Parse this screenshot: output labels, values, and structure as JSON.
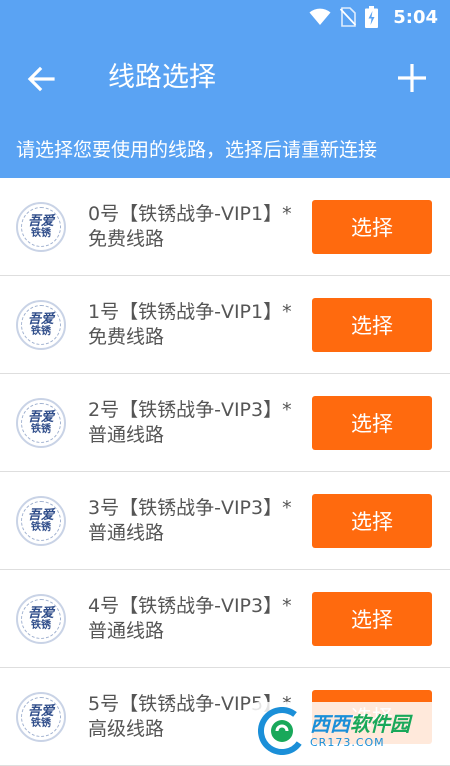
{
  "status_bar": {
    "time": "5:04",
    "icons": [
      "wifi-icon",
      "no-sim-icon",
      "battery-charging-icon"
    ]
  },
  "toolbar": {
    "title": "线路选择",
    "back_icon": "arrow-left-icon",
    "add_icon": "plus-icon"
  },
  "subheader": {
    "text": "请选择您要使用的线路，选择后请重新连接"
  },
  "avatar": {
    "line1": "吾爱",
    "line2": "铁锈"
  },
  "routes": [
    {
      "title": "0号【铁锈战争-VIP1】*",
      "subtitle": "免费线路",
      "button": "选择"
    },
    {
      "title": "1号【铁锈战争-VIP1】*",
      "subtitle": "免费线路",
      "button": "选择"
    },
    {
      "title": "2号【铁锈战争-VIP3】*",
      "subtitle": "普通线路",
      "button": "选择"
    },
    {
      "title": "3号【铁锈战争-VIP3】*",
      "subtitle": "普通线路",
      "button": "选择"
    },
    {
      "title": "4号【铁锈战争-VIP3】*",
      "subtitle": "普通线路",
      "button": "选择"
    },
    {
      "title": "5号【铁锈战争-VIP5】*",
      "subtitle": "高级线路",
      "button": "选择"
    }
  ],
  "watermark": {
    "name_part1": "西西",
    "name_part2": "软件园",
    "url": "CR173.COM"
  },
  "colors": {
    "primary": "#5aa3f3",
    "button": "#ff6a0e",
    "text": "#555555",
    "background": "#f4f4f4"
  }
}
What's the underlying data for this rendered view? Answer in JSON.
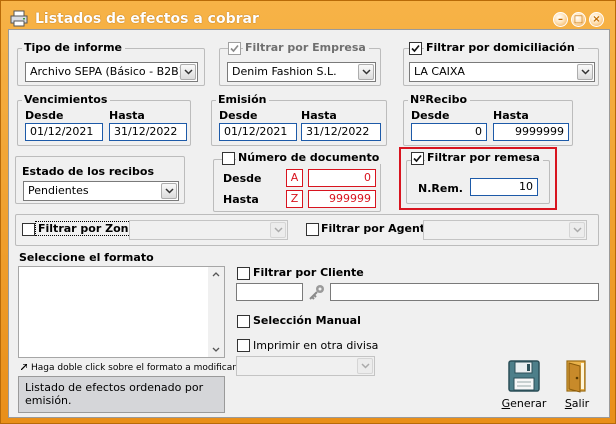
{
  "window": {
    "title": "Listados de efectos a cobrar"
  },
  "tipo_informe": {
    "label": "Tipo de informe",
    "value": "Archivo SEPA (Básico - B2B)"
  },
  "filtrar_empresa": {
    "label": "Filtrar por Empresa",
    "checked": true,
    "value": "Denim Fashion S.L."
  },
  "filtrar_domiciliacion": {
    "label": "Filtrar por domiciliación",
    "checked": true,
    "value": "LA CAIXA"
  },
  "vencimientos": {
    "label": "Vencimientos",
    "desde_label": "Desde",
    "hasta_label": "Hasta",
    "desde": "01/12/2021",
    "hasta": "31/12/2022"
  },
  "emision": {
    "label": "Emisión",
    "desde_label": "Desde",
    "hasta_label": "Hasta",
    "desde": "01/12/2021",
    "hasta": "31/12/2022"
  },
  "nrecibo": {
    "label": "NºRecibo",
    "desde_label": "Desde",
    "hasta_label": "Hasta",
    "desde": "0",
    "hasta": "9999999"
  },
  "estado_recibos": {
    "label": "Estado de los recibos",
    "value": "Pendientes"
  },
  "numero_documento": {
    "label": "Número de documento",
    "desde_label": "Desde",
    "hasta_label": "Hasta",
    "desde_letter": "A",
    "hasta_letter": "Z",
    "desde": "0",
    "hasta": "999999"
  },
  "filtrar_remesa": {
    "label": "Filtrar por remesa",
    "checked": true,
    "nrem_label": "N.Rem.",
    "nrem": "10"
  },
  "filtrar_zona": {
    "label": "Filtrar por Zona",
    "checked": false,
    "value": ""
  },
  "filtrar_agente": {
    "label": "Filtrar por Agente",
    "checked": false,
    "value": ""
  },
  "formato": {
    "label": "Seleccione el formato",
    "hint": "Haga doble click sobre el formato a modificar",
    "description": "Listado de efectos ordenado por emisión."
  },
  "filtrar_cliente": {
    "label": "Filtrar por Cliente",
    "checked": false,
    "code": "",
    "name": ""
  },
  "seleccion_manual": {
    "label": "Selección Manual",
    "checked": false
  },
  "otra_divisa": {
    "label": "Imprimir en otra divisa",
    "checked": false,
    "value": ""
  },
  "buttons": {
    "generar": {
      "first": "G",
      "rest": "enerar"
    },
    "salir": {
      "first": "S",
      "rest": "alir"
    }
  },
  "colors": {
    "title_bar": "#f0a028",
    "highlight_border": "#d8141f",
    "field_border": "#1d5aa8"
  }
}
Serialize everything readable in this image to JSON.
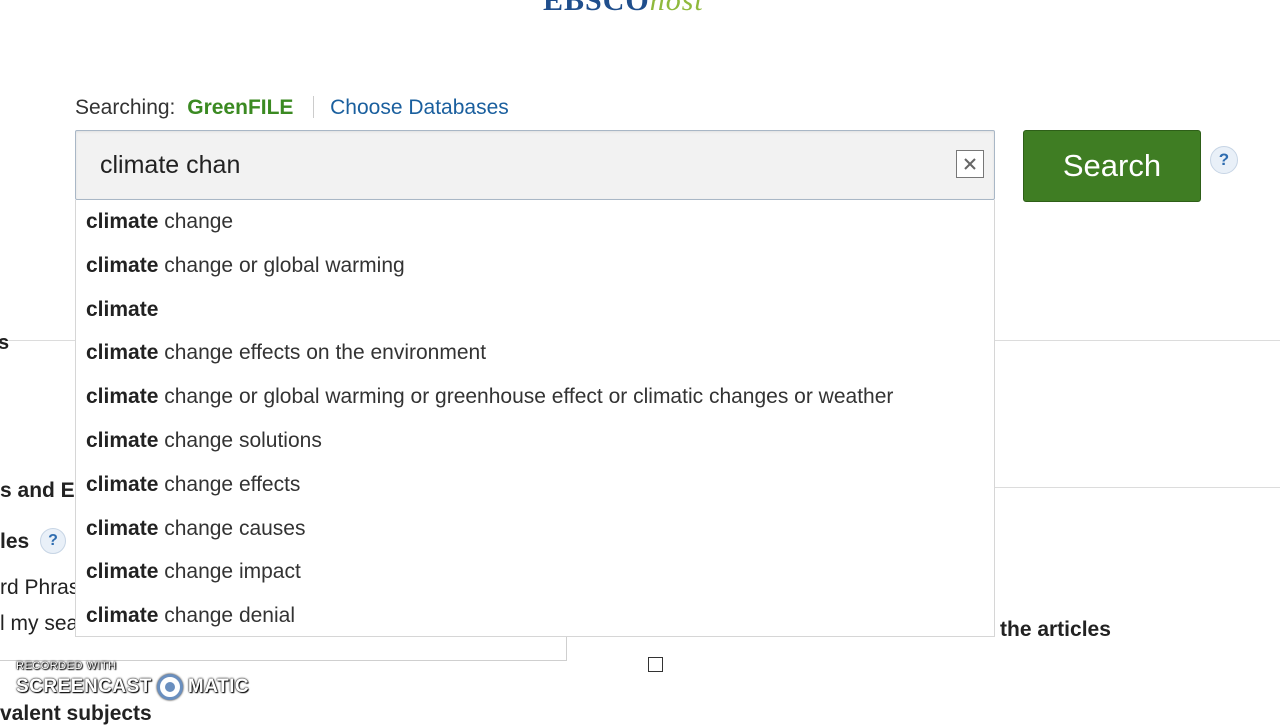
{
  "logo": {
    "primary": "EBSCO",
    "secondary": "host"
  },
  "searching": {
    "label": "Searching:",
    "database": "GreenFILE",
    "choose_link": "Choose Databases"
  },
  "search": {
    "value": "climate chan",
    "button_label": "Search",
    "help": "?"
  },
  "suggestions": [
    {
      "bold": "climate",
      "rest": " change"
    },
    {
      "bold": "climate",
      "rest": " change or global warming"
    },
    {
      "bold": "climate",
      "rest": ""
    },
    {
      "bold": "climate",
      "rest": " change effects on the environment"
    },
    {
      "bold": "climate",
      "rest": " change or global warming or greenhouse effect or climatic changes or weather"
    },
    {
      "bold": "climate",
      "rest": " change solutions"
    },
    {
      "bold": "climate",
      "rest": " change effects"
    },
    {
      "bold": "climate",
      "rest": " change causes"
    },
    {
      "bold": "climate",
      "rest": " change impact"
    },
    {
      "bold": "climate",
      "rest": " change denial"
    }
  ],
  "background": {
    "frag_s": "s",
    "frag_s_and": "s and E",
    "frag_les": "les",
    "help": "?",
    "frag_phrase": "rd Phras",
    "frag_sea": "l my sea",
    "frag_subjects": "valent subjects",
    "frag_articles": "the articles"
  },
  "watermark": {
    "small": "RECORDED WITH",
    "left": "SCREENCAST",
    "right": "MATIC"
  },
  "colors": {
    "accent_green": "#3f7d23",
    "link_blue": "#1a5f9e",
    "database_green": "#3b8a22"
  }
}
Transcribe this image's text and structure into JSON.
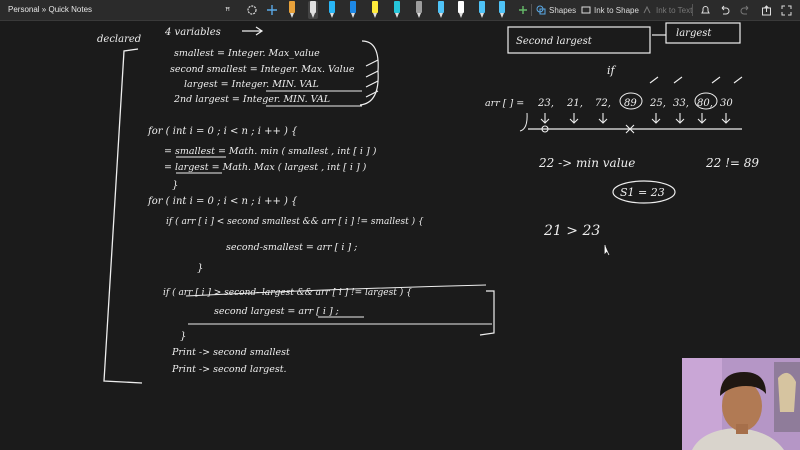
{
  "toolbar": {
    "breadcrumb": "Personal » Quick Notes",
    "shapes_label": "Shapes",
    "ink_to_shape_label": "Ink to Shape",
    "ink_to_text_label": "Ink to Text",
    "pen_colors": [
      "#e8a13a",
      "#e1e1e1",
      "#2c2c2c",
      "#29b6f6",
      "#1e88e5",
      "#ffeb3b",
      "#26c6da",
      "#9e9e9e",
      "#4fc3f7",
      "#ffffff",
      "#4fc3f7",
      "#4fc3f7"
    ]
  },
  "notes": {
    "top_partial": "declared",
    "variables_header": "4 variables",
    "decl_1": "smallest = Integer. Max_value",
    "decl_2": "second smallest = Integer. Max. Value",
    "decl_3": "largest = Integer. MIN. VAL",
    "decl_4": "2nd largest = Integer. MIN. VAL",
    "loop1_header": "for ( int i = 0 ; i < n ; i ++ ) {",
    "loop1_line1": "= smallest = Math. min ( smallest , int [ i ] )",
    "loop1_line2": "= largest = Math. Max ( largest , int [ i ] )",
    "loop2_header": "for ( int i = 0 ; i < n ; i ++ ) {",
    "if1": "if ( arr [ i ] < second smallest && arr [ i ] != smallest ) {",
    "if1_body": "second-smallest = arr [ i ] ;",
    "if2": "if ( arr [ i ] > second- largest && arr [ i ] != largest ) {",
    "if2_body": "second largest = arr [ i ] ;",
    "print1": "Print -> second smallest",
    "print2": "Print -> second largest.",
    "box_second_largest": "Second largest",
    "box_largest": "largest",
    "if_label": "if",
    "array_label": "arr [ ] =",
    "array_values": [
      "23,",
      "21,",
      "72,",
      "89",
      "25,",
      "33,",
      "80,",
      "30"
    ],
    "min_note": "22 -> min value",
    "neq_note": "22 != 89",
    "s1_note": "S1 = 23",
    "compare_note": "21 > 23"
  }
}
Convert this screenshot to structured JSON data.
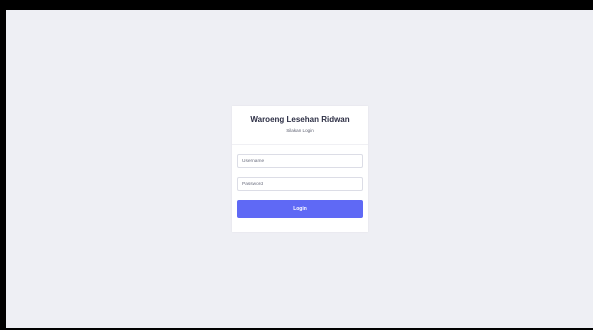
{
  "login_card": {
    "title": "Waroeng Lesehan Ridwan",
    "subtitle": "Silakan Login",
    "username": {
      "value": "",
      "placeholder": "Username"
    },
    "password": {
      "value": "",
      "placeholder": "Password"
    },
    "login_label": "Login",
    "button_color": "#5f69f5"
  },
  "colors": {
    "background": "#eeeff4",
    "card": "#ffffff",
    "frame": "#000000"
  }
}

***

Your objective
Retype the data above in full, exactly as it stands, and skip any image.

Task solution
Parse this screenshot: output labels, values, and structure as JSON.
{
  "status_bar": {
    "time": "5:04",
    "icons": [
      "wifi-icon",
      "no-sim-icon",
      "battery-charging-icon"
    ]
  },
  "toolbar": {
    "title": "线路选择",
    "back_icon": "arrow-left-icon",
    "add_icon": "plus-icon"
  },
  "subheader": {
    "text": "请选择您要使用的线路，选择后请重新连接"
  },
  "avatar": {
    "line1": "吾爱",
    "line2": "铁锈"
  },
  "routes": [
    {
      "title": "0号【铁锈战争-VIP1】*",
      "subtitle": "免费线路",
      "button": "选择"
    },
    {
      "title": "1号【铁锈战争-VIP1】*",
      "subtitle": "免费线路",
      "button": "选择"
    },
    {
      "title": "2号【铁锈战争-VIP3】*",
      "subtitle": "普通线路",
      "button": "选择"
    },
    {
      "title": "3号【铁锈战争-VIP3】*",
      "subtitle": "普通线路",
      "button": "选择"
    },
    {
      "title": "4号【铁锈战争-VIP3】*",
      "subtitle": "普通线路",
      "button": "选择"
    },
    {
      "title": "5号【铁锈战争-VIP5】*",
      "subtitle": "高级线路",
      "button": "选择"
    }
  ],
  "watermark": {
    "name_part1": "西西",
    "name_part2": "软件园",
    "url": "CR173.COM"
  },
  "colors": {
    "primary": "#5aa3f3",
    "button": "#ff6a0e",
    "text": "#555555",
    "background": "#f4f4f4"
  }
}
What's the underlying data for this rendered view? Answer in JSON.
{
  "window": {
    "title": "Listados de efectos a cobrar"
  },
  "tipo_informe": {
    "label": "Tipo de informe",
    "value": "Archivo SEPA (Básico - B2B)"
  },
  "filtrar_empresa": {
    "label": "Filtrar por Empresa",
    "checked": true,
    "value": "Denim Fashion S.L."
  },
  "filtrar_domiciliacion": {
    "label": "Filtrar por domiciliación",
    "checked": true,
    "value": "LA CAIXA"
  },
  "vencimientos": {
    "label": "Vencimientos",
    "desde_label": "Desde",
    "hasta_label": "Hasta",
    "desde": "01/12/2021",
    "hasta": "31/12/2022"
  },
  "emision": {
    "label": "Emisión",
    "desde_label": "Desde",
    "hasta_label": "Hasta",
    "desde": "01/12/2021",
    "hasta": "31/12/2022"
  },
  "nrecibo": {
    "label": "NºRecibo",
    "desde_label": "Desde",
    "hasta_label": "Hasta",
    "desde": "0",
    "hasta": "9999999"
  },
  "estado_recibos": {
    "label": "Estado de los recibos",
    "value": "Pendientes"
  },
  "numero_documento": {
    "label": "Número de documento",
    "desde_label": "Desde",
    "hasta_label": "Hasta",
    "desde_letter": "A",
    "hasta_letter": "Z",
    "desde": "0",
    "hasta": "999999"
  },
  "filtrar_remesa": {
    "label": "Filtrar por remesa",
    "checked": true,
    "nrem_label": "N.Rem.",
    "nrem": "10"
  },
  "filtrar_zona": {
    "label": "Filtrar por Zona",
    "checked": false,
    "value": ""
  },
  "filtrar_agente": {
    "label": "Filtrar por Agente",
    "checked": false,
    "value": ""
  },
  "formato": {
    "label": "Seleccione el formato",
    "hint": "Haga doble click sobre el formato a modificar",
    "description": "Listado de efectos ordenado por emisión."
  },
  "filtrar_cliente": {
    "label": "Filtrar por Cliente",
    "checked": false,
    "code": "",
    "name": ""
  },
  "seleccion_manual": {
    "label": "Selección Manual",
    "checked": false
  },
  "otra_divisa": {
    "label": "Imprimir en otra divisa",
    "checked": false,
    "value": ""
  },
  "buttons": {
    "generar": {
      "first": "G",
      "rest": "enerar"
    },
    "salir": {
      "first": "S",
      "rest": "alir"
    }
  },
  "colors": {
    "title_bar": "#f0a028",
    "highlight_border": "#d8141f",
    "field_border": "#1d5aa8"
  }
}
Serialize everything readable in this image to JSON.
{
  "logo": {
    "primary": "EBSCO",
    "secondary": "host"
  },
  "searching": {
    "label": "Searching:",
    "database": "GreenFILE",
    "choose_link": "Choose Databases"
  },
  "search": {
    "value": "climate chan",
    "button_label": "Search",
    "help": "?"
  },
  "suggestions": [
    {
      "bold": "climate",
      "rest": " change"
    },
    {
      "bold": "climate",
      "rest": " change or global warming"
    },
    {
      "bold": "climate",
      "rest": ""
    },
    {
      "bold": "climate",
      "rest": " change effects on the environment"
    },
    {
      "bold": "climate",
      "rest": " change or global warming or greenhouse effect or climatic changes or weather"
    },
    {
      "bold": "climate",
      "rest": " change solutions"
    },
    {
      "bold": "climate",
      "rest": " change effects"
    },
    {
      "bold": "climate",
      "rest": " change causes"
    },
    {
      "bold": "climate",
      "rest": " change impact"
    },
    {
      "bold": "climate",
      "rest": " change denial"
    }
  ],
  "background": {
    "frag_s": "s",
    "frag_s_and": "s and E",
    "frag_les": "les",
    "help": "?",
    "frag_phrase": "rd Phras",
    "frag_sea": "l my sea",
    "frag_subjects": "valent subjects",
    "frag_articles": "the articles"
  },
  "watermark": {
    "small": "RECORDED WITH",
    "left": "SCREENCAST",
    "right": "MATIC"
  },
  "colors": {
    "accent_green": "#3f7d23",
    "link_blue": "#1a5f9e",
    "database_green": "#3b8a22"
  }
}
Transcribe this image's text and structure into JSON.
{
  "toolbar": {
    "breadcrumb": "Personal » Quick Notes",
    "shapes_label": "Shapes",
    "ink_to_shape_label": "Ink to Shape",
    "ink_to_text_label": "Ink to Text",
    "pen_colors": [
      "#e8a13a",
      "#e1e1e1",
      "#2c2c2c",
      "#29b6f6",
      "#1e88e5",
      "#ffeb3b",
      "#26c6da",
      "#9e9e9e",
      "#4fc3f7",
      "#ffffff",
      "#4fc3f7",
      "#4fc3f7"
    ]
  },
  "notes": {
    "top_partial": "declared",
    "variables_header": "4 variables",
    "decl_1": "smallest = Integer. Max_value",
    "decl_2": "second smallest = Integer. Max. Value",
    "decl_3": "largest = Integer. MIN. VAL",
    "decl_4": "2nd largest = Integer. MIN. VAL",
    "loop1_header": "for ( int i = 0 ; i < n ; i ++ ) {",
    "loop1_line1": "= smallest = Math. min ( smallest , int [ i ] )",
    "loop1_line2": "= largest = Math. Max ( largest , int [ i ] )",
    "loop2_header": "for ( int i = 0 ; i < n ; i ++ ) {",
    "if1": "if ( arr [ i ] < second smallest && arr [ i ] != smallest ) {",
    "if1_body": "second-smallest = arr [ i ] ;",
    "if2": "if ( arr [ i ] > second- largest && arr [ i ] != largest ) {",
    "if2_body": "second largest = arr [ i ] ;",
    "print1": "Print -> second smallest",
    "print2": "Print -> second largest.",
    "box_second_largest": "Second largest",
    "box_largest": "largest",
    "if_label": "if",
    "array_label": "arr [ ] =",
    "array_values": [
      "23,",
      "21,",
      "72,",
      "89",
      "25,",
      "33,",
      "80,",
      "30"
    ],
    "min_note": "22 -> min value",
    "neq_note": "22 != 89",
    "s1_note": "S1 = 23",
    "compare_note": "21 > 23"
  }
}
Convert this screenshot to structured JSON data.
{
  "login_card": {
    "title": "Waroeng Lesehan Ridwan",
    "subtitle": "Silakan Login",
    "username": {
      "value": "",
      "placeholder": "Username"
    },
    "password": {
      "value": "",
      "placeholder": "Password"
    },
    "login_label": "Login",
    "button_color": "#5f69f5"
  },
  "colors": {
    "background": "#eeeff4",
    "card": "#ffffff",
    "frame": "#000000"
  }
}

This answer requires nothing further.